**What is required**
Please filter the data below down to the lines holding the string "folder".

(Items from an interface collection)

******************************

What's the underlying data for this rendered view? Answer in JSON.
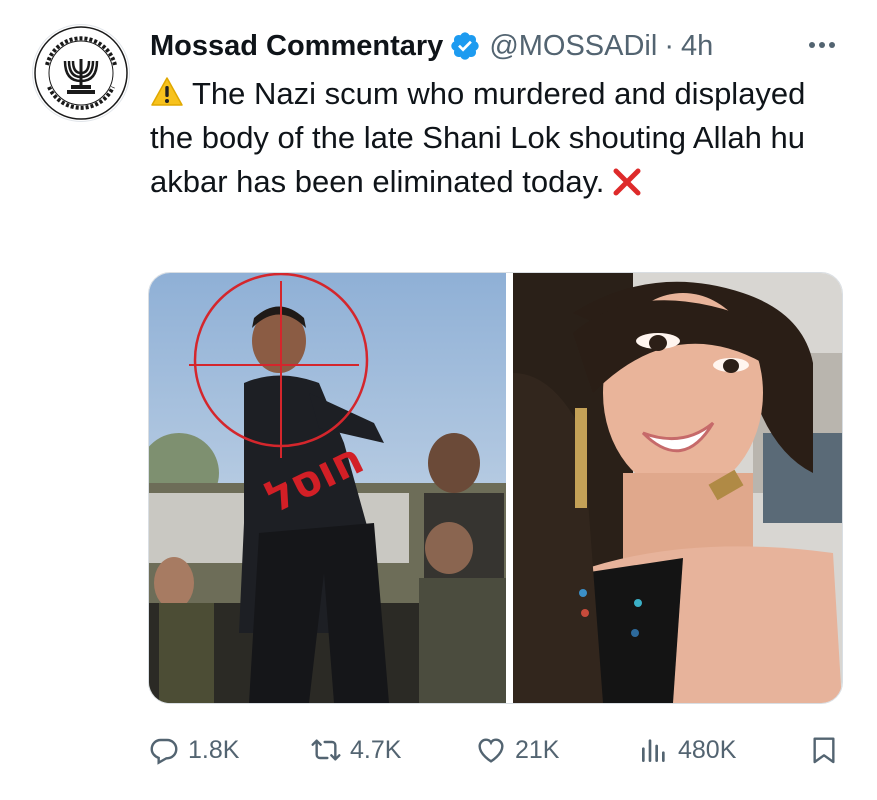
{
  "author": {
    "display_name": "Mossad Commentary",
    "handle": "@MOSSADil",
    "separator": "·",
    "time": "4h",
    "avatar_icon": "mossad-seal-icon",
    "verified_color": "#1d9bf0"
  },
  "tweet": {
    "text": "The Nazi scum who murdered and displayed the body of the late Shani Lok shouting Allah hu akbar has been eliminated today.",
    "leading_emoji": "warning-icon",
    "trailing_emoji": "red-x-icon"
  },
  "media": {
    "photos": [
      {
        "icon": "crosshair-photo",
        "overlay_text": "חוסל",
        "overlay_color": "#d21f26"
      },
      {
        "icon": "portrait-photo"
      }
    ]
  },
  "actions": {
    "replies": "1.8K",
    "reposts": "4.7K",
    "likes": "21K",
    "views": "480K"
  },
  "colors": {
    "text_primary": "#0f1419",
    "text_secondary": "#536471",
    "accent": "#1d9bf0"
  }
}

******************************

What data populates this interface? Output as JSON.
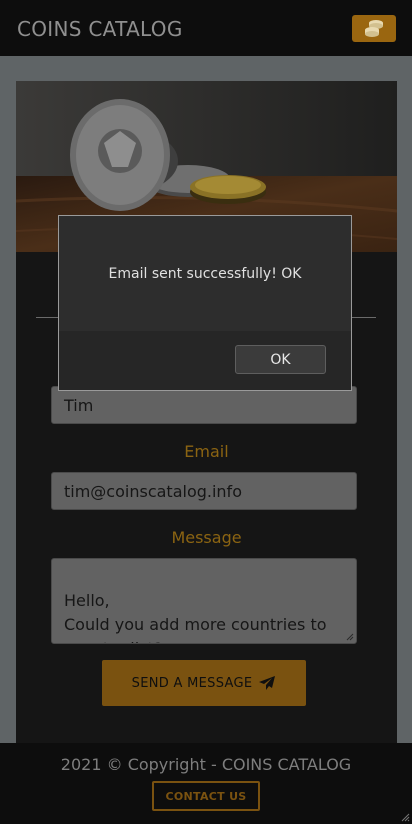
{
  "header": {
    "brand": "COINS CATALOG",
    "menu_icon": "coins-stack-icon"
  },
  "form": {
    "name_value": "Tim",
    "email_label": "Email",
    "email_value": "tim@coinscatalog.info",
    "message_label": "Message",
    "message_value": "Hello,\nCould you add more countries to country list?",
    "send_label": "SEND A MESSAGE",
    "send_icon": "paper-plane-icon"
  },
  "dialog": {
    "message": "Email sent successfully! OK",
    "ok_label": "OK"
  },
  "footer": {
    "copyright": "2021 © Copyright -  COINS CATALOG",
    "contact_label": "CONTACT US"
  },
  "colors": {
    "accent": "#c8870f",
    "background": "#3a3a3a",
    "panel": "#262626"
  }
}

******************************

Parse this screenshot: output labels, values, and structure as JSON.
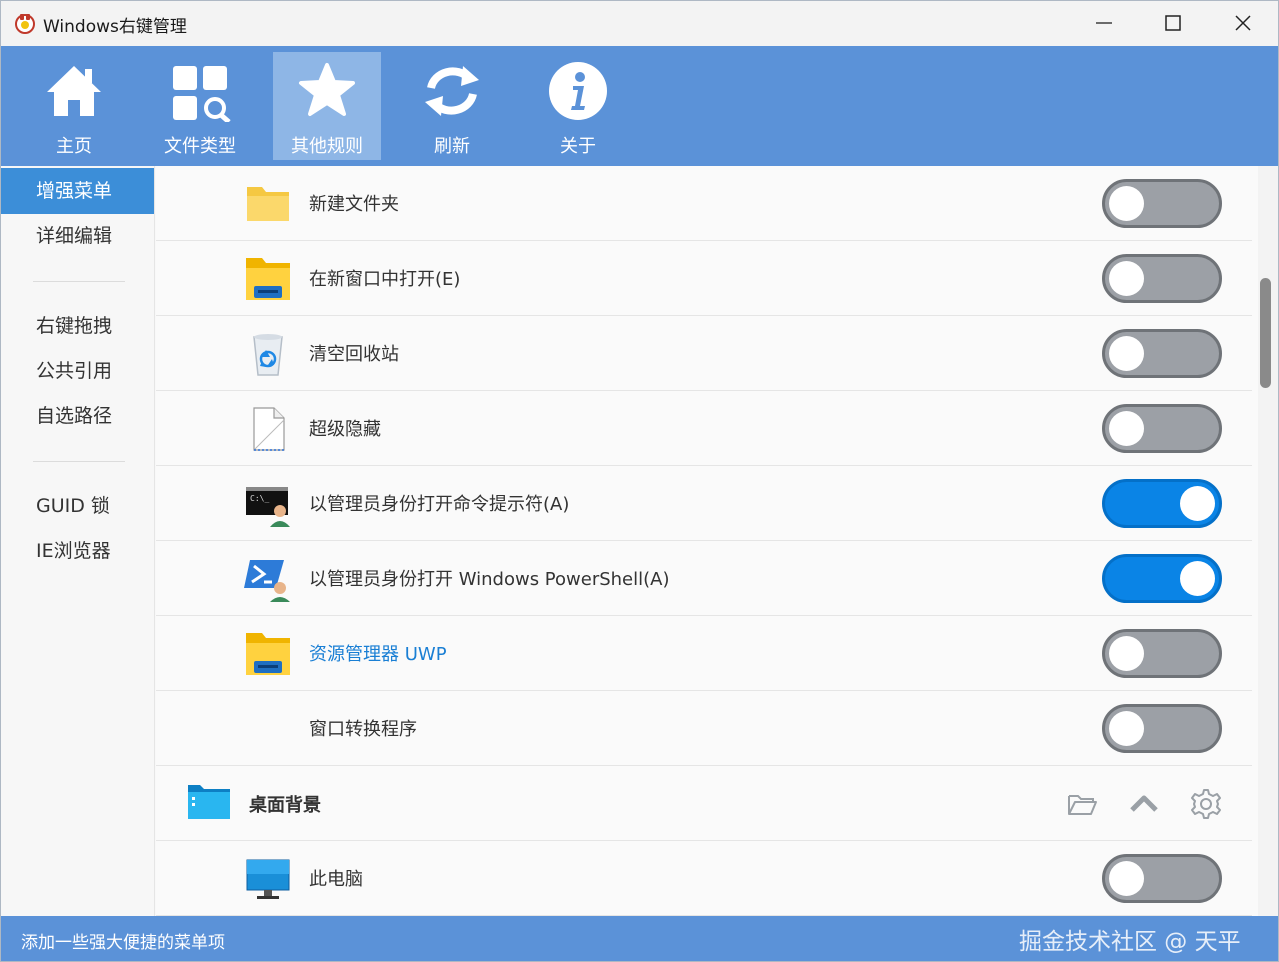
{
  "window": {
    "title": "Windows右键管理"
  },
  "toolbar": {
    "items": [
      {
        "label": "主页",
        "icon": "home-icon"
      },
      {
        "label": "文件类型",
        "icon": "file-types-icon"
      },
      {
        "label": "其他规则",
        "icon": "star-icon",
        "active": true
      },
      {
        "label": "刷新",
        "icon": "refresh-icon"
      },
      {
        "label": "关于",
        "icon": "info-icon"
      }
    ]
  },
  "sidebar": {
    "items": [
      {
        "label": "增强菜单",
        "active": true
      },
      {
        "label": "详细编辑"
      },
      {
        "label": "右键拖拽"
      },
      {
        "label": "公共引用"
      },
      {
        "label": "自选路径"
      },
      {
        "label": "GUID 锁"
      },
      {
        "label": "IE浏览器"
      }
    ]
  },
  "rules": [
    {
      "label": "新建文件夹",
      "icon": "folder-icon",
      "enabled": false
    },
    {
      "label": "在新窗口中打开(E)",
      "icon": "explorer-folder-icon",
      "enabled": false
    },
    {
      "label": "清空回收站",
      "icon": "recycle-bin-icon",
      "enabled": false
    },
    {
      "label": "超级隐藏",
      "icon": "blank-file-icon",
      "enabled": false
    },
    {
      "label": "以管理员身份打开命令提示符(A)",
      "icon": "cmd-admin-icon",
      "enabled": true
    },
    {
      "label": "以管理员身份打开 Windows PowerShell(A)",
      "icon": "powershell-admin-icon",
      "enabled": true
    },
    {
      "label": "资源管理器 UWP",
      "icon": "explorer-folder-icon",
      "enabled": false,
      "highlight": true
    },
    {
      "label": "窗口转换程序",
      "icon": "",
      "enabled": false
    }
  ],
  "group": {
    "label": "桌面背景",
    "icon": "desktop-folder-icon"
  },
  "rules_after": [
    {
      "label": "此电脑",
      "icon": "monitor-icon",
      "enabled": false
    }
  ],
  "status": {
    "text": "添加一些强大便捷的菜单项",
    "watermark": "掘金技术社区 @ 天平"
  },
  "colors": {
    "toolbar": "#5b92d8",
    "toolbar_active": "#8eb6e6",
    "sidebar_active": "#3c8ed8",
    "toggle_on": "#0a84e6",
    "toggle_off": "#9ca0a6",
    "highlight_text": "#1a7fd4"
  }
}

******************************

**Reply to the exercise**
      "icon": "folder-icon",
      "icon": "explorer-folder-icon",
      "icon": "explorer-folder-icon",
    "icon": "desktop-folder-icon"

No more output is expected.